Saudis vow to boost tsunami aid to $30 million
Kingdom also plans telethon to raise funds for victims
RIYADH, Saudi Arabia (CNN) -- Saudi Arabia, criticized in the Arab world for not offering more money for tsunami disaster relief, said Tuesday it will triple the aid it has pledged to $30 million and will hold a fund-raising telethon to benefit victims.
The Saudi government, which initially pledged $10 million to the relief effort, issued a statement that it is raising its emergency humanitarian aid "in light of the recent assessment of the magnitude of the tragedy."
The government said it would continue to assess the situation. (Donations by country)
The December 26 tsunamis killed more than 150,000 people in at least 11 countries along the Indian Ocean. (Full story)

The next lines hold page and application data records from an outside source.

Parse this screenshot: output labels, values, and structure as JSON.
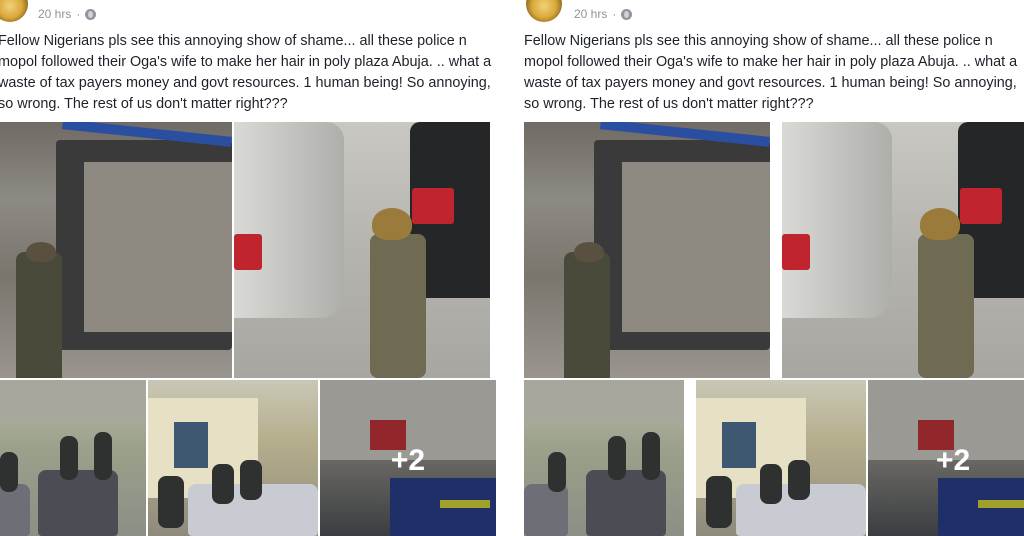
{
  "posts": [
    {
      "time": "20 hrs",
      "separator": "·",
      "privacy_icon": "globe-icon",
      "text": "Fellow Nigerians pls see this annoying show of shame... all these police n\nmopol followed their Oga's wife to make her hair in poly plaza Abuja. .. what a\nwaste of tax payers money and govt resources. 1 human being! So annoying,\nso wrong. The rest of us don't matter right???",
      "more_photos": "+2"
    },
    {
      "time": "20 hrs",
      "separator": "·",
      "privacy_icon": "globe-icon",
      "text": "Fellow Nigerians pls see this annoying show of shame... all these police n\nmopol followed their Oga's wife to make her hair in poly plaza Abuja. .. what a\nwaste of tax payers money and govt resources. 1 human being! So annoying,\nso wrong. The rest of us don't matter right???",
      "more_photos": "+2"
    }
  ],
  "colors": {
    "text": "#1d2129",
    "meta": "#90949c",
    "police_blue": "#2a3f8a"
  }
}
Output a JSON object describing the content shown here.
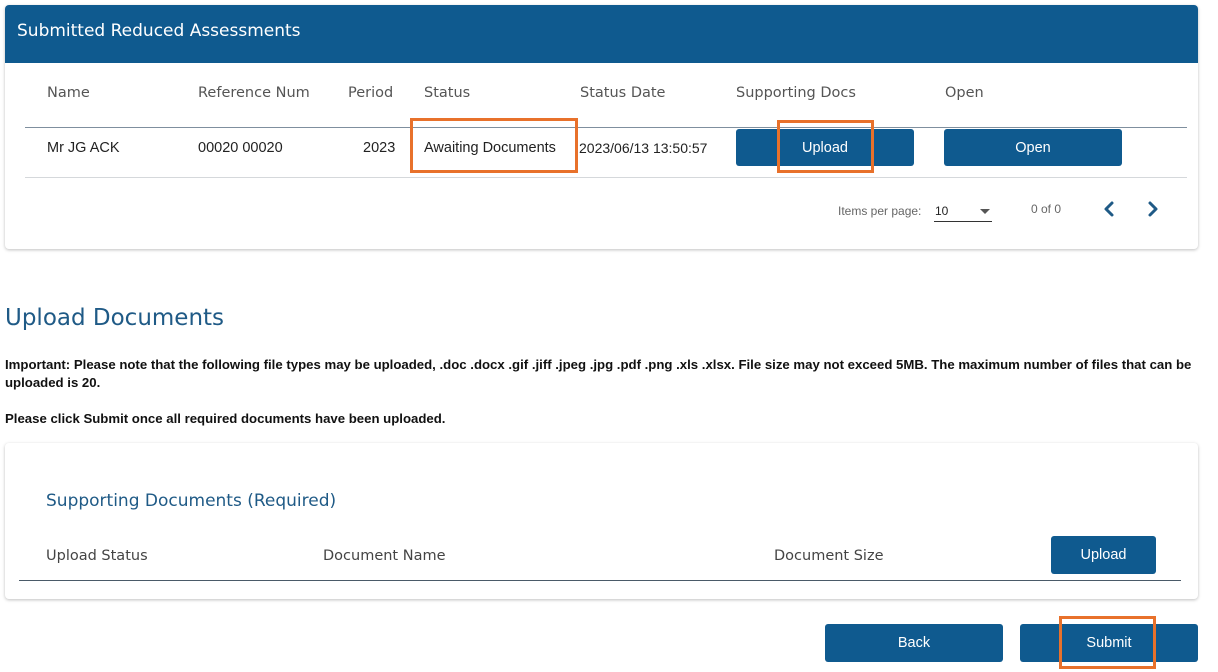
{
  "assessments": {
    "title": "Submitted Reduced Assessments",
    "columns": [
      "Name",
      "Reference Num",
      "Period",
      "Status",
      "Status Date",
      "Supporting Docs",
      "Open"
    ],
    "rows": [
      {
        "name": "Mr JG ACK",
        "reference": "00020 00020",
        "period": "2023",
        "status": "Awaiting Documents",
        "status_date": "2023/06/13 13:50:57",
        "upload_label": "Upload",
        "open_label": "Open"
      }
    ],
    "pager": {
      "items_per_page_label": "Items per page:",
      "items_per_page_value": "10",
      "range": "0 of 0"
    }
  },
  "upload": {
    "title": "Upload Documents",
    "note_important": "Important: Please note that the following file types may be uploaded, .doc .docx .gif .jiff .jpeg .jpg .pdf .png .xls .xlsx. File size may not exceed 5MB. The maximum number of files that can be uploaded is 20.",
    "note_submit": "Please click Submit once all required documents have been uploaded.",
    "supporting": {
      "title": "Supporting Documents (Required)",
      "columns": [
        "Upload Status",
        "Document Name",
        "Document Size"
      ],
      "upload_label": "Upload"
    },
    "back_label": "Back",
    "submit_label": "Submit"
  },
  "colors": {
    "primary": "#0f5a8f",
    "highlight": "#e8712b",
    "heading": "#1f5a86"
  }
}
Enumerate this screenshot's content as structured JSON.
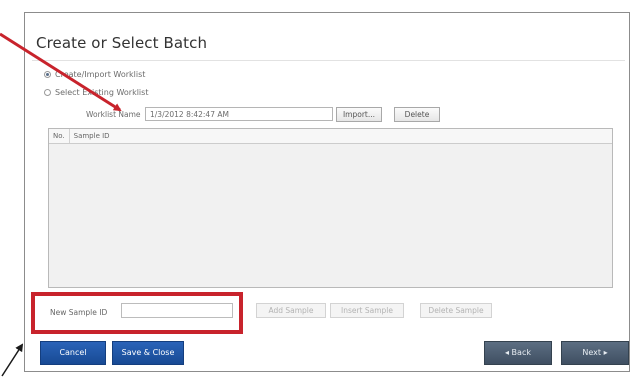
{
  "dialog": {
    "title": "Create or Select Batch"
  },
  "options": {
    "create_import_label": "Create/Import Worklist",
    "select_existing_label": "Select Existing Worklist",
    "selected": "create_import"
  },
  "worklist": {
    "name_label": "Worklist Name",
    "name_value": "1/3/2012 8:42:47 AM",
    "import_label": "Import...",
    "delete_label": "Delete"
  },
  "grid": {
    "columns": [
      "No.",
      "Sample ID"
    ],
    "rows": []
  },
  "sample_entry": {
    "label": "New Sample ID",
    "value": "",
    "add_label": "Add Sample",
    "insert_label": "Insert Sample",
    "delete_label": "Delete Sample"
  },
  "footer": {
    "cancel_label": "Cancel",
    "save_close_label": "Save & Close",
    "back_label": "◂ Back",
    "next_label": "Next ▸"
  },
  "colors": {
    "highlight": "#c8232c",
    "primary_button": "#1f56a6",
    "nav_button": "#4d5e72"
  }
}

U.N. Secretary-General Kofi Annan said the world has donated or pledged more than $2 billion for the relief effort.
The U.S. government has pledged $350 million in tsunami aid, the second largest single contribution behind Japan's $500 million.
In addition, the Saudi Press Agency said the country's interior minister would supervise a charity fund-raising campaign on television Thursday.

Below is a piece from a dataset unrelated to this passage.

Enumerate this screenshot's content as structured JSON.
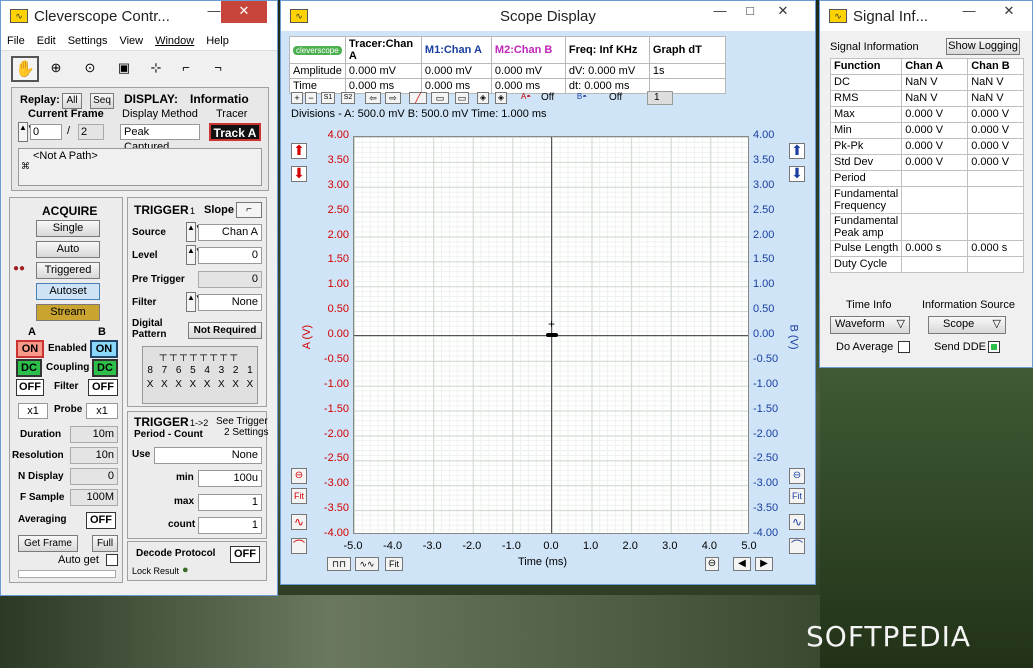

In some Internet chat rooms, users expressed anger at the reaction among Arab governments and media to the tsunami disaster.
An Arab talk-show host said, "Many Arab viewers have become racist. Unfortunately, the tragedy that befell Asians has no effect on many of them."
Another observer wrote, "This is a chance for Arabs to show their humanity" and prove that they can give generously "regardless of race, ethnicity and religion. Giving just because it is the right thing to do."
Others pointed out that Indonesia, with a death toll of 94,000 in the disaster, is the world's most populous Muslim nation.